After reading the latest news on GF100, and noticing that once again, Raytracing was showcased, I have two things I find interesting.
1) Why is it they're using raytracing? I understand what it is (... Generally, at least, don't ask me for math), and more importantly that it's very intensive on whatever is calculating it, but I doubt most people do, and so, for example, when Larrabee was showcased rendering a level from Enemy Territory: Quake Wars with raytracing, many people scoffed at the low framerates. I would think this would be more damaging than helpful, in the end. Nvidia's GF100 showcase at least showed off other demos as well, and .063 FPS for a scene like that is actually pretty nice, but it was still there.
2) Really, just why don't they create a demo that leverages current graphical APIs and rendering techniques to show off their power? For example, on youtube, there's this video: http://www.youtube.com/watch?v=HNlglowwBXA . This was passed off as a DirectX 11 video, when it's actually a render from Vue, but really, graphics similar to those should be possible with the new high-end GPUs. Why don't they get some high quality artists, and obviously they've shown they can make some pretty nifty graphics engines themselves, and actually put together a demo that will mean something to more people?
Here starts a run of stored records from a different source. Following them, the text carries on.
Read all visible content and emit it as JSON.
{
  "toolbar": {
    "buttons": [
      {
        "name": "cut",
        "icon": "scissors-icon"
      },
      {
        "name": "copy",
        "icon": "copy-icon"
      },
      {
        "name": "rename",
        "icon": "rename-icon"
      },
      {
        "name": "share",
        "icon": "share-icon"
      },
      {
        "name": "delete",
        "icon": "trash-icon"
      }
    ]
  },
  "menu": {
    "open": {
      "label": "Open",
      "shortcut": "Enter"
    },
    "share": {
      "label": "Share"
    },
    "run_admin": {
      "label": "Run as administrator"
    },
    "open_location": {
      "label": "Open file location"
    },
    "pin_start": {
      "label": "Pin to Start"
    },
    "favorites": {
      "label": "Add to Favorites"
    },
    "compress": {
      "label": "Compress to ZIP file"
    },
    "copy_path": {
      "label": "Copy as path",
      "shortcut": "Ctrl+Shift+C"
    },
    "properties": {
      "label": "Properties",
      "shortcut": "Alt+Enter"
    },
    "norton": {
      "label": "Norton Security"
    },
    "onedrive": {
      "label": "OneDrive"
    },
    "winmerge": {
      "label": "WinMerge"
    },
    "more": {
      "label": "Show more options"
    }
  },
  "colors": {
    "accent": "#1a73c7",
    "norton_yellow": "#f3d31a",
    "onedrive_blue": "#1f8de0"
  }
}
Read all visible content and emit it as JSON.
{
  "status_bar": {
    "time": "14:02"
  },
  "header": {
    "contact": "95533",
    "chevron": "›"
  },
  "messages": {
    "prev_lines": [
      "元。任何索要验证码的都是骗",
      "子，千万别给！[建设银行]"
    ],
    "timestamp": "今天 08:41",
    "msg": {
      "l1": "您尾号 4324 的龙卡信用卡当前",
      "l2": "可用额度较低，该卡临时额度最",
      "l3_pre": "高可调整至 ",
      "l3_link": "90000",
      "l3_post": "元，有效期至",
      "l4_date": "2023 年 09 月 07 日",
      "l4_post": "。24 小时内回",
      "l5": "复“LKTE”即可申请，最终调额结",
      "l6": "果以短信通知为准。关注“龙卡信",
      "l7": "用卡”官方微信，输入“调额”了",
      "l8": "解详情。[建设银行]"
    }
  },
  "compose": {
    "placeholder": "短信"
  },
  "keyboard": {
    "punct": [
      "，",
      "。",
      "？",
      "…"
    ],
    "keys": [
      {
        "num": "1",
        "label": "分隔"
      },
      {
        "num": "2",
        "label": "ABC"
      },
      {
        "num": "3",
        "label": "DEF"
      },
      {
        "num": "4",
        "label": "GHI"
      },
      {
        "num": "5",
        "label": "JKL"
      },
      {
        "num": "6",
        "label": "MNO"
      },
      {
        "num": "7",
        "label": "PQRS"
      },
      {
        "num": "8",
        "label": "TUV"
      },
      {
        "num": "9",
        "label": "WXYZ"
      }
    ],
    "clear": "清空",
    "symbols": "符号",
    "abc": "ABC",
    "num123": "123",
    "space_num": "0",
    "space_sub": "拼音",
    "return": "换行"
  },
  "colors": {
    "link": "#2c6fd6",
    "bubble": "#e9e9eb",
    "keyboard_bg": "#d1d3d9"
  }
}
I dunno, was just curious to see what other people would think. I just think it's rather bad marketing, unless, of course, they're intentionally keeping details to themselves?
I think that that NVIDIA just highlighted on the non-graphical calculations as just a marketing move to try to show progress. Basically just an appeal to those of us that would drool at the possibilities. I don't think they expect it to pick up with this new generation.
NEWS TIPS |
This site is intended for informational and entertainment purposes only. The contents are the views and opinion of the author and/or hisassociates. All products and trademarks are the property of their respective owners. All content and graphical elements areCopyright © 1999 - 2013 David Altavilla and HotHardware.com, LLC. All rights reserved. Privacy and Terms